* _DIRECTIONS FOR THIS TASK_: Copy out the records that appear below, exactly as each one reads.

* _MATERIAL FOR THIS TASK_:

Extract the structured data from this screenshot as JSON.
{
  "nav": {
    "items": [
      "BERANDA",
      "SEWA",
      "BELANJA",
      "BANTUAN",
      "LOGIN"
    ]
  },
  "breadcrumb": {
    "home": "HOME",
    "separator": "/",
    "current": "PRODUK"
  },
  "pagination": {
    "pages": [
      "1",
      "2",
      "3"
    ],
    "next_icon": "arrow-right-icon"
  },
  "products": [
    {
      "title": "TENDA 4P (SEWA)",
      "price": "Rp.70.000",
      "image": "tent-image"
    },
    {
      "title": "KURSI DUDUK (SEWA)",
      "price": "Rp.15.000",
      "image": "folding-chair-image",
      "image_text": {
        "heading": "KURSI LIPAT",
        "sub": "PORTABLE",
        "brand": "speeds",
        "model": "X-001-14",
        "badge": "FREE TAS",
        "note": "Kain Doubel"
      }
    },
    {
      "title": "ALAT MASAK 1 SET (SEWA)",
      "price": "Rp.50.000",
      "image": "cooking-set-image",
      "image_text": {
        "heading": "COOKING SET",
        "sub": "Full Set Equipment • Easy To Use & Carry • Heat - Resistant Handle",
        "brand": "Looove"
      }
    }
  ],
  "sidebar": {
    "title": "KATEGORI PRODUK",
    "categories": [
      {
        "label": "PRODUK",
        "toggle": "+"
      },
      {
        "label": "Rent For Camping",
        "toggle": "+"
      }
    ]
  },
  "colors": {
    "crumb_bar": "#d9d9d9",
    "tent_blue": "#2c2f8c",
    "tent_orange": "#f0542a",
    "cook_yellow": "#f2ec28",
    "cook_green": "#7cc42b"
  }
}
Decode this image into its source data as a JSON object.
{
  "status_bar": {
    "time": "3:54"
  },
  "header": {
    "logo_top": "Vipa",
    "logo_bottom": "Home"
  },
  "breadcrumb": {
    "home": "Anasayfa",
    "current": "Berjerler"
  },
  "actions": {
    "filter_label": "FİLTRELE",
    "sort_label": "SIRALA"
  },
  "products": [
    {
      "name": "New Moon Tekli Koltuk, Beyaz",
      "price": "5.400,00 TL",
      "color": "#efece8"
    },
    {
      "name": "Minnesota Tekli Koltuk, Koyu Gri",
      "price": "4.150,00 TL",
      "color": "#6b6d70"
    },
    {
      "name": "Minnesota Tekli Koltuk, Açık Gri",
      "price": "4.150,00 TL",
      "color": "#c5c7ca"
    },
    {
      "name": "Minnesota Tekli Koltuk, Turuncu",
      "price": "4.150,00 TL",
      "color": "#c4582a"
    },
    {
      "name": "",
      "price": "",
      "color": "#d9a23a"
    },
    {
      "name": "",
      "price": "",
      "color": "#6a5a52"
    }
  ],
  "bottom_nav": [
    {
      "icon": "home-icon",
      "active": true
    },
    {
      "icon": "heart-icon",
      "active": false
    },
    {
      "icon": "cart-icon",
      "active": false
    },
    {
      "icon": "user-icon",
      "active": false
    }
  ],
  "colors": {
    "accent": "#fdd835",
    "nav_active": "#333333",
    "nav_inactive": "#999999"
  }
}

* _RESULT_:
Extract the structured data from this screenshot as JSON.
{
  "nav": {
    "items": [
      "BERANDA",
      "SEWA",
      "BELANJA",
      "BANTUAN",
      "LOGIN"
    ]
  },
  "breadcrumb": {
    "home": "HOME",
    "separator": "/",
    "current": "PRODUK"
  },
  "pagination": {
    "pages": [
      "1",
      "2",
      "3"
    ],
    "next_icon": "arrow-right-icon"
  },
  "products": [
    {
      "title": "TENDA 4P (SEWA)",
      "price": "Rp.70.000",
      "image": "tent-image"
    },
    {
      "title": "KURSI DUDUK (SEWA)",
      "price": "Rp.15.000",
      "image": "folding-chair-image",
      "image_text": {
        "heading": "KURSI LIPAT",
        "sub": "PORTABLE",
        "brand": "speeds",
        "model": "X-001-14",
        "badge": "FREE TAS",
        "note": "Kain Doubel"
      }
    },
    {
      "title": "ALAT MASAK 1 SET (SEWA)",
      "price": "Rp.50.000",
      "image": "cooking-set-image",
      "image_text": {
        "heading": "COOKING SET",
        "sub": "Full Set Equipment • Easy To Use & Carry • Heat - Resistant Handle",
        "brand": "Looove"
      }
    }
  ],
  "sidebar": {
    "title": "KATEGORI PRODUK",
    "categories": [
      {
        "label": "PRODUK",
        "toggle": "+"
      },
      {
        "label": "Rent For Camping",
        "toggle": "+"
      }
    ]
  },
  "colors": {
    "crumb_bar": "#d9d9d9",
    "tent_blue": "#2c2f8c",
    "tent_orange": "#f0542a",
    "cook_yellow": "#f2ec28",
    "cook_green": "#7cc42b"
  }
}
Decode this image into its source data as a JSON object.
{
  "status_bar": {
    "time": "3:54"
  },
  "header": {
    "logo_top": "Vipa",
    "logo_bottom": "Home"
  },
  "breadcrumb": {
    "home": "Anasayfa",
    "current": "Berjerler"
  },
  "actions": {
    "filter_label": "FİLTRELE",
    "sort_label": "SIRALA"
  },
  "products": [
    {
      "name": "New Moon Tekli Koltuk, Beyaz",
      "price": "5.400,00 TL",
      "color": "#efece8"
    },
    {
      "name": "Minnesota Tekli Koltuk, Koyu Gri",
      "price": "4.150,00 TL",
      "color": "#6b6d70"
    },
    {
      "name": "Minnesota Tekli Koltuk, Açık Gri",
      "price": "4.150,00 TL",
      "color": "#c5c7ca"
    },
    {
      "name": "Minnesota Tekli Koltuk, Turuncu",
      "price": "4.150,00 TL",
      "color": "#c4582a"
    },
    {
      "name": "",
      "price": "",
      "color": "#d9a23a"
    },
    {
      "name": "",
      "price": "",
      "color": "#6a5a52"
    }
  ],
  "bottom_nav": [
    {
      "icon": "home-icon",
      "active": true
    },
    {
      "icon": "heart-icon",
      "active": false
    },
    {
      "icon": "cart-icon",
      "active": false
    },
    {
      "icon": "user-icon",
      "active": false
    }
  ],
  "colors": {
    "accent": "#fdd835",
    "nav_active": "#333333",
    "nav_inactive": "#999999"
  }
}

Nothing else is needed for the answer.